Hamad Awidat, a correspondent for Iran’s state-owned Press TV who was working in the area at the time of the exchange of fire, said the Israeli military bombed Syrian army installations in the northern Golan Heights.

There was no immediate comment from the Syrian government, nor from Hezbollah, which has been operating ­reconnaissance missions in the area and appears to be developing a growing presence in the Golan. Bashar al-Assad’s government is being supported by Hezbollah in its nearly four-year-old war against anti-government rebels and Islamist groups.

The Israeli government did not admit responsibility for the attack, but members of a UN peacekeeping force stationed in the Golan saw Israeli drones operating in the area at the time. Hezbollah and Iran’s government blamed Israel and threatened to retaliate.

Israel has since put its military and civil defence on alert in the north and moved a unit of its Iron Dome rocket interception system to the area.

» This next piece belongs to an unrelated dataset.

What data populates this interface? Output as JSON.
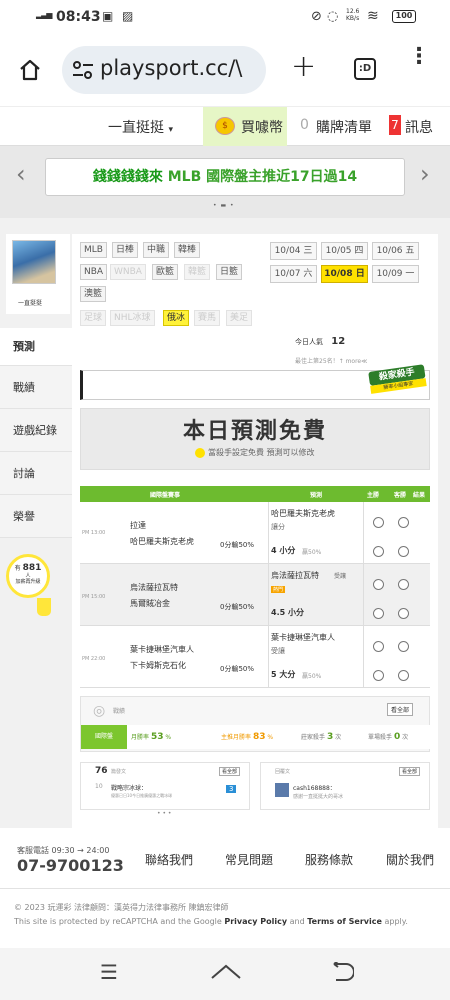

Fighting in neighbouring Syria’s civil war has spilled over to Israel in the past. Mortar shells have exploded sporadically inside Israeli territory since the conflict began, sometimes causing minor damage.

Israel believes most fire is errant shots but has at times accused Syria of aiming at Israeli targets. Israeli troops have returned fire on several occasions.